      Thanks Carlo. Even if media somehow sensationalized Amiel’s death, at least GMA 7 took the initiative to show The Compassionate Friends to the public. I got a lot of feedback from viewers because of that interview.Somehow, I also reach out to the Invisible Class if they had access to TV.

  • http://emsdy.blogspot.com ems

    I have to say that I see where Manolo is coming from. But you’re right, don’t take it out on the people who show sympathy for Amiel.

    There are many senseless deaths that happen everyday – just as he’s stated in his examples. But these are situations where, if we educated the parents a little or brought more health programs to their areas, we can resolve. Discipline, more care and more attention can go a long way here.

    However, in the case of Amiel, the parents have already taken so many precautions – he was in a good school, his nanny was with him, he stayed within a ‘safe’ area where children normally walk everyday – and yet it still happened. It brings about a different kind of shock to know that as a parent you have done all these things to ensure his safety and still… something like this happens to their child. Although rationally you can tell yourself that it was a freak accident, an unfortunate one in a million chance… Still, an overwhelming fear still comes over you because if you’ve done all these things already and they were still not enough to protect your child, and so how can we ever be sure that our children are safe??

    emss last blog post..YTRiP Wine and Cheese Party

    • http://aboutmyrecovery.com Noemi

      actually it was not Manolo who wrote that. He quoted another blogger. Much as there are so many senseless deaths, it isn’t possible to cite each one of them. There are times, I just collectively write about the deaths.

  • regente lapak, md

    I attended the mass tonight at Ateneo Grade school chapel for Amiels 40th day of passing. Prior to the mass a marker (where Amiel was run over by the van) was blessed.. I was able to talk to Pepe and Mianne Alcantara.

    The mass was solemn and I could feel Amiels presence.
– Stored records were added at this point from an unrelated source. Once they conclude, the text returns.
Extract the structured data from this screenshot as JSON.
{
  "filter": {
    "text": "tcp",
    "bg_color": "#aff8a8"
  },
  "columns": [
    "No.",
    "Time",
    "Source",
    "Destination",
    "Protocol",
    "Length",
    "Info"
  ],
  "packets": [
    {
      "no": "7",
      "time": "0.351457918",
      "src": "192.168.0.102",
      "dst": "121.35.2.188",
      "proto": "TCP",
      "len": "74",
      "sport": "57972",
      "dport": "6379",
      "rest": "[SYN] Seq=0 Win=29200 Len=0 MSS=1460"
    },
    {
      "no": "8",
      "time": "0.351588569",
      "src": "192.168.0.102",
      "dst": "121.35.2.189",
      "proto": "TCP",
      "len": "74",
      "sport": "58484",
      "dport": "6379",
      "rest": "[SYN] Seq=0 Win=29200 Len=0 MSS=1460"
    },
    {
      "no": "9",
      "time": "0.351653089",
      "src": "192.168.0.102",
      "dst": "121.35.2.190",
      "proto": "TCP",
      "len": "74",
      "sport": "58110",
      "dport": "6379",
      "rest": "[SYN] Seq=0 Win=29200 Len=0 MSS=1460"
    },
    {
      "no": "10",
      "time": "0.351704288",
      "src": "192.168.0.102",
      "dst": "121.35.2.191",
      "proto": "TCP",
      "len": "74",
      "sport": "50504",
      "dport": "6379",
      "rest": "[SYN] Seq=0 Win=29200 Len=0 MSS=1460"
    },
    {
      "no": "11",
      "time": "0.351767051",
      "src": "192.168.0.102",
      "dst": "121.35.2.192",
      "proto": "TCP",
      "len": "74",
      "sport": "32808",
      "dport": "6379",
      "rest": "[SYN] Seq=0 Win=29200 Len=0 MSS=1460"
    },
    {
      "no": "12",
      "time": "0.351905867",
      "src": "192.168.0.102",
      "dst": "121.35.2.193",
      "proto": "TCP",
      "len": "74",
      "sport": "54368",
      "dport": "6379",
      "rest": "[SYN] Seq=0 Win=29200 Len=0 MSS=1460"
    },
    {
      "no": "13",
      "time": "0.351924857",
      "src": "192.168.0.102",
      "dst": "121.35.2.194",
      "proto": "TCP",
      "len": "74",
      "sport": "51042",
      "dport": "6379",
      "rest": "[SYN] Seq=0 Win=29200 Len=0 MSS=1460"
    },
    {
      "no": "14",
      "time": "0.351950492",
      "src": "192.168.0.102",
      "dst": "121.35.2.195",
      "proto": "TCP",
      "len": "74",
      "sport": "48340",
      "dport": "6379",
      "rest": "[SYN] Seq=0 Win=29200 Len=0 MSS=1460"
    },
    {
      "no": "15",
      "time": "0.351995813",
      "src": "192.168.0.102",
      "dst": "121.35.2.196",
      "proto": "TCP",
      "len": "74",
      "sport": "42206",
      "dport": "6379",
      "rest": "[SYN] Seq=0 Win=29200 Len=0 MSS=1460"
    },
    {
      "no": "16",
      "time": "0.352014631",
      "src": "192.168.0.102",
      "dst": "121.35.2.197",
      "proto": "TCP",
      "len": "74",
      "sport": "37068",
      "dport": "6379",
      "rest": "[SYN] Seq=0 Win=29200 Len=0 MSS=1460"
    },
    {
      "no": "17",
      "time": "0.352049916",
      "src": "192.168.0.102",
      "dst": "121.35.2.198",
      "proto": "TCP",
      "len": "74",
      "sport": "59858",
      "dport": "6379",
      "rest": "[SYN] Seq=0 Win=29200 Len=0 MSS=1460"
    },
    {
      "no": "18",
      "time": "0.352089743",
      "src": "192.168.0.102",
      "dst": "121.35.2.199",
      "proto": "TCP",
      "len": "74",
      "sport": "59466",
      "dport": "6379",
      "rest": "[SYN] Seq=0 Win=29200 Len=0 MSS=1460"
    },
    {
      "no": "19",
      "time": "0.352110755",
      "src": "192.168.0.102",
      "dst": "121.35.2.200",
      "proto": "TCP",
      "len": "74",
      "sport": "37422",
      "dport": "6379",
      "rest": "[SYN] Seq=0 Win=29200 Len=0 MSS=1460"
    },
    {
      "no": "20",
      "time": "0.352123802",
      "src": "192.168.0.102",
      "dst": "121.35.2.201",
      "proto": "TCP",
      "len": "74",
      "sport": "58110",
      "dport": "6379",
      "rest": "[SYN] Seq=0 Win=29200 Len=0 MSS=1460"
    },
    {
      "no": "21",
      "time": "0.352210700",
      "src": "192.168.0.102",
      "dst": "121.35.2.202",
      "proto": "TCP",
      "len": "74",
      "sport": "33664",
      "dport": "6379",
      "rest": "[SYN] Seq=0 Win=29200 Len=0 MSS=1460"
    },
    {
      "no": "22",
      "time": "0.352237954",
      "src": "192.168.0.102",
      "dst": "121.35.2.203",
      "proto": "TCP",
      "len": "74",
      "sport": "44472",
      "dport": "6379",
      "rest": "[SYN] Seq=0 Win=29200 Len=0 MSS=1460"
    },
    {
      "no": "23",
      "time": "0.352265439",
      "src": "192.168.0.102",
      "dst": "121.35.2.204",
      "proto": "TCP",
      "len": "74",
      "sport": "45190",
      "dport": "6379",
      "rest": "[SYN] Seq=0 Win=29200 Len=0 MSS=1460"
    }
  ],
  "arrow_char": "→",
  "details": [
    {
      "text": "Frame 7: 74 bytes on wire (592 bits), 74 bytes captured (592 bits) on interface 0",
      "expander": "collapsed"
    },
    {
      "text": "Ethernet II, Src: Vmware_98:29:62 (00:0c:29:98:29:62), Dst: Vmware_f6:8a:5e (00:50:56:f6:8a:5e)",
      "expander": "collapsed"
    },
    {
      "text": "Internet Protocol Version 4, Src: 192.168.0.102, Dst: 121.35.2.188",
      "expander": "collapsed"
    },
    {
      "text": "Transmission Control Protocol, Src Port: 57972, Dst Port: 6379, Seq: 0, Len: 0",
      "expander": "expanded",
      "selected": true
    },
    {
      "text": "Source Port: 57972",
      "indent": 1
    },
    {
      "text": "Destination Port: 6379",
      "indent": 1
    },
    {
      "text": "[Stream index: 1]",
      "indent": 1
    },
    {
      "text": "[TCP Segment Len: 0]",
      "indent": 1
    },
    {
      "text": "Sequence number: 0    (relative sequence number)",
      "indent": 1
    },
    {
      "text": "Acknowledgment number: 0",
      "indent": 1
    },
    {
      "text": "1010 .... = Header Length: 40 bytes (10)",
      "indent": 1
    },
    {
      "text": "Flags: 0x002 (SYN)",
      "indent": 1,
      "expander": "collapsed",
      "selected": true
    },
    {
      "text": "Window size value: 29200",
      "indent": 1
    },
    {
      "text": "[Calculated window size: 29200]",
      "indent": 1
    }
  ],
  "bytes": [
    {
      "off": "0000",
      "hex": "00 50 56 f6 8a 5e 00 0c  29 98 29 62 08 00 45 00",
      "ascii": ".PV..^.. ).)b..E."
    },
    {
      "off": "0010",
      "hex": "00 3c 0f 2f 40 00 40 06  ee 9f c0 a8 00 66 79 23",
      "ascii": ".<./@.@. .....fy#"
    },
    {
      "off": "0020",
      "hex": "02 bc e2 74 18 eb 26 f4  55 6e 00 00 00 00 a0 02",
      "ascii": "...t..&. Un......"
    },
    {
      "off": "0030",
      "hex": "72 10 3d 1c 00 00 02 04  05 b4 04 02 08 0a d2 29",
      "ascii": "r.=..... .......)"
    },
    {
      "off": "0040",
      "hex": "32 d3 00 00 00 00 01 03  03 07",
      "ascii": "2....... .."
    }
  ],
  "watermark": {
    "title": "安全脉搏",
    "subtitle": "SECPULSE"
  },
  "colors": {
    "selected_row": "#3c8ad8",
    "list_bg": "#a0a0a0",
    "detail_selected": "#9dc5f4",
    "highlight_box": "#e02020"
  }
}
After the mass Amiels siblings (3) thank all people who condoled the family
    and offered prayers for the soul of Amiel and for continued strenght for the family to cope with Amiels loss.

    Then it was followed by the powerpoint presentation of Amiel pic from birth until the last days of his life as an Atenean.

    I hope Amiels death wont be in vain and school administrators have to be more conerned for the safety of the students.